Through his book, Dr. Khoury also wanted to convey how good things can come from hardships and suffering and how important it is to take risks in life, both of which he has experienced firsthand.
“If you’re born with a disability and you feel that you’re different, there’s always a chance to improve the quality of your life,” he said. “My choice to leave (Palestine) was not an easy choice. I left behind family, friends and memories. But home is where your dreams also can become true. I really want people to know that humanity matters in this world. Sometimes we forget about what unites us, and we focus more on what separates us.”
Another recent endeavor by Dr. Khoury goes hand-in-hand with his book. In honor of his mother, he is creating the Laurice Khoury Foundation for the Support of Disabled Palestinian Students, which will provide financial support to students with disabilities at colleges across Palestine. He hopes to have 501(c)(3) nonprofit status completed this spring.

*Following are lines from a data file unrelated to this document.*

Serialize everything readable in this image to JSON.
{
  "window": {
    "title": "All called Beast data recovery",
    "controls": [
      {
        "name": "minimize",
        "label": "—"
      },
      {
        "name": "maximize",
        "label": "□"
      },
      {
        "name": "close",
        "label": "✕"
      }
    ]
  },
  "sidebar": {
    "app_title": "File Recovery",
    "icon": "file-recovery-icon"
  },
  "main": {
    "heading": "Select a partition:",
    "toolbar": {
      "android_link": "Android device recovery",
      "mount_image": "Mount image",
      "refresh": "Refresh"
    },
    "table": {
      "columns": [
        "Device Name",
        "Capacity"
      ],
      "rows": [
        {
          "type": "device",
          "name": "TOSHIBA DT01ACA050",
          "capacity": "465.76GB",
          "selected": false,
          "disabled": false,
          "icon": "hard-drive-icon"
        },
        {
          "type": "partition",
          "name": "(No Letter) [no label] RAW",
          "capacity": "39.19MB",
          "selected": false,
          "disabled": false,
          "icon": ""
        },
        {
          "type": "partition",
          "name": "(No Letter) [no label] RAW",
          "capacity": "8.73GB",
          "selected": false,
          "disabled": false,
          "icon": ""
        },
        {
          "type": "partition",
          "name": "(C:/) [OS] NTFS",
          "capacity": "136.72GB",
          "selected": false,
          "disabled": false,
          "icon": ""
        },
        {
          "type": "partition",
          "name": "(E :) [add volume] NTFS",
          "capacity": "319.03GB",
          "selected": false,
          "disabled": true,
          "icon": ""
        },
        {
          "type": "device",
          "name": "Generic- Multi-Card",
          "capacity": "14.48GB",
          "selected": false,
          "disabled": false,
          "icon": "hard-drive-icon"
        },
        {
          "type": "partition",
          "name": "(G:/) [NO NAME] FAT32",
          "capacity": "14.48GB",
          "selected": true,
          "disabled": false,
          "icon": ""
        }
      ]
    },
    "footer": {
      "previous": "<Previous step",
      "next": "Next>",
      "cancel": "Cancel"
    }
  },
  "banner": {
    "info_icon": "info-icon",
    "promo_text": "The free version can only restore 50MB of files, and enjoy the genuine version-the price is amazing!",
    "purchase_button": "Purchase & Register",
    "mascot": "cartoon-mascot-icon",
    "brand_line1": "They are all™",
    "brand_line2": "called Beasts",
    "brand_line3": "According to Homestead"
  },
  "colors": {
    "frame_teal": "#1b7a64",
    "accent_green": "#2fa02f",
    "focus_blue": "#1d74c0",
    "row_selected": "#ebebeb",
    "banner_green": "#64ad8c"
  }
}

It is his goal to travel around the world promoting both his book and the foundation, which will help educate people about the situation in the Middle East as well as the plight of Palestinian students with disabilities.
Dr. Khoury said he enjoys doing speaking engagements, and he’s made a lot of connections through past travels. He gave four presentations about his book during the 15th Annual Convention for Palestine in the U.S. in Chicago in November and spoke at Georgia Southern University the month prior.
Dr. Khoury led a Mercer On Mission trip to Jordan in 2013, and he hopes to take more Mercer students to Middle Eastern countries in the future. The Middle East can be difficult to understand, and exposure, education and awareness throughout our communities is vital to finding solutions to the longstanding conflicts, he said.